During the rest of the week I figured that I'd stick it out and wait until the management would kick in. The brilliance behind the scheme: there was no damn management position awaiting my fulfillment. I was recruited by a pyramid scheme which really pissed me off. This guy literally tricked students from great schools with awesome backgrounds and qualifications and threw them in line with people who can literally get the job if they said they eat dog shit in the interview. My 3.8 GPA, marketing experience, organizational experience, and set of leadership skills literally meant nothing -- I was at the bottom with people who didn't even attend college! My point: if this guy wanted to recruit average shmucks into his business that's fine; but for him to steal opportunity away from kids who actually have it at their fingertips just so he can earn a pretty penny off of them -- that's just down right sickening. Luckily the previous job offers that I had turned down were able to still offer me a position; had this not happened I would be in complete outrage right now. My hopes were so high; yet they were all configured around a beautifully painted lie. Long story short, I went out to eat on a Friday night with my boss, and he continued to show me how awesome these "national conference" trips were through several YouTube videos on his Android smartphone. Just as he got done showing me the fifth video in a row, a suggested video came up saying "Is Cydcor a Scam: YES". It all clicked together. About 15 minutes later I knowingly asked my boss what the overall company's name was (because these "independently owned" offices were actually ICLs), and he said the word Cydcor very quietly, just as I expected. I was so pissed off I couldn't finish my food. The only thing that I could think about was to go home and research this "company". I then find out that Cydcor is linked with DS-MAX/Devilcorp; all part of the same genius pyramid scheme -- all equipped with different names to hide their devious plot. 100% commission to each fool who stays with the company while the head honchos on top make the real money - they brainwash their employees with the illusion that they're going to get rich if they recognize their "opportunity".

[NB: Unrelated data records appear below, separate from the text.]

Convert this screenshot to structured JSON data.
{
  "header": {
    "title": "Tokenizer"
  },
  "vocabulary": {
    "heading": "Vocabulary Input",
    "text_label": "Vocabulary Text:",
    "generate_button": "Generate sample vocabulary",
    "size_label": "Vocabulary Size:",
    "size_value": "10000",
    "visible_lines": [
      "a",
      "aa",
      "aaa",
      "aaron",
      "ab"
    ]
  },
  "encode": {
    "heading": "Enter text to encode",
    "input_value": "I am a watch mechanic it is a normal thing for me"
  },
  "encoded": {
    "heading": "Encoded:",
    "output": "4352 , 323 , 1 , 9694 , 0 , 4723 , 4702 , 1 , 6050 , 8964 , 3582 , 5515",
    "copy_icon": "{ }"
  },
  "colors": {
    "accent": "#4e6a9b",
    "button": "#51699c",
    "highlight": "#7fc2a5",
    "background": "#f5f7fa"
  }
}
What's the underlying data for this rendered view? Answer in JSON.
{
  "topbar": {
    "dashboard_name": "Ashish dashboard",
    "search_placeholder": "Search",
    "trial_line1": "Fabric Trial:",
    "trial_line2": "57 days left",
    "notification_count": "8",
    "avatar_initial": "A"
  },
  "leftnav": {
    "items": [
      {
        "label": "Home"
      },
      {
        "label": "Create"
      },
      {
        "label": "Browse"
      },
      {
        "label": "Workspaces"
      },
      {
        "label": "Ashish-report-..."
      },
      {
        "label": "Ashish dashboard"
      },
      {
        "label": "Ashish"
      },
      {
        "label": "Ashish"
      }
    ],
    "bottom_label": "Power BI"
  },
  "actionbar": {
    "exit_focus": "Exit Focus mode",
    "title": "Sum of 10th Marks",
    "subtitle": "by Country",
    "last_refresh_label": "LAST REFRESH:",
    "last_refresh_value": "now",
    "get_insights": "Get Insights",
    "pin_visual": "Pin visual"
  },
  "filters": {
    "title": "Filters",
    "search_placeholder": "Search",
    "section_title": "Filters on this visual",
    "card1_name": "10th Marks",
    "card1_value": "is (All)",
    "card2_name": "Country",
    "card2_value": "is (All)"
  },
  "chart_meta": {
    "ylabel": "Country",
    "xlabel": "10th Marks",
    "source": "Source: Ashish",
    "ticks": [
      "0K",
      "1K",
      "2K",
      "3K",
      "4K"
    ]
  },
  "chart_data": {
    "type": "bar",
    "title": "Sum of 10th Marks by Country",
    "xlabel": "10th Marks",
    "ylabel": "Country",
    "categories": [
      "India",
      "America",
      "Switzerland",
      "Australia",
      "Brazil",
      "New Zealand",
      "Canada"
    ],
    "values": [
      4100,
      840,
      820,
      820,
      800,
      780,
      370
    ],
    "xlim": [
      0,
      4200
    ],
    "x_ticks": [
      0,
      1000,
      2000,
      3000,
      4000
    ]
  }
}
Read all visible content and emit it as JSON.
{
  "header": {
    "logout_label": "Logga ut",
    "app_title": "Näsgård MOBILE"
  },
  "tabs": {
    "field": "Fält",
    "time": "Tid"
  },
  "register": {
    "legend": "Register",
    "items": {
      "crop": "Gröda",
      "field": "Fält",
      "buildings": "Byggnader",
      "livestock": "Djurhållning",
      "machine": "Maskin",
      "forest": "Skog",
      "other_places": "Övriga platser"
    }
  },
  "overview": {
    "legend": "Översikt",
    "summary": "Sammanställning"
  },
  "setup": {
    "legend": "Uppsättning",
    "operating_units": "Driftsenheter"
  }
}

My advice: Be completely aware of who and what you're applying for. I have done many Google and Glassdoor searches on the company, and all came back positive. This is because the company itself changed its name multiple times, and personally went in and rated itself. The website is extremely well done -- and appears to be completely legit. One red flag I noticed: all pictures of employees were taken on the same day if you click through the multiple tabs "home", "about us", "careers". I guess I believed that this couldn't happen to me -- think again. Although this company wasted two weeks of my time, I will never make the same mistake in the future.
Check out the company site that fooled me.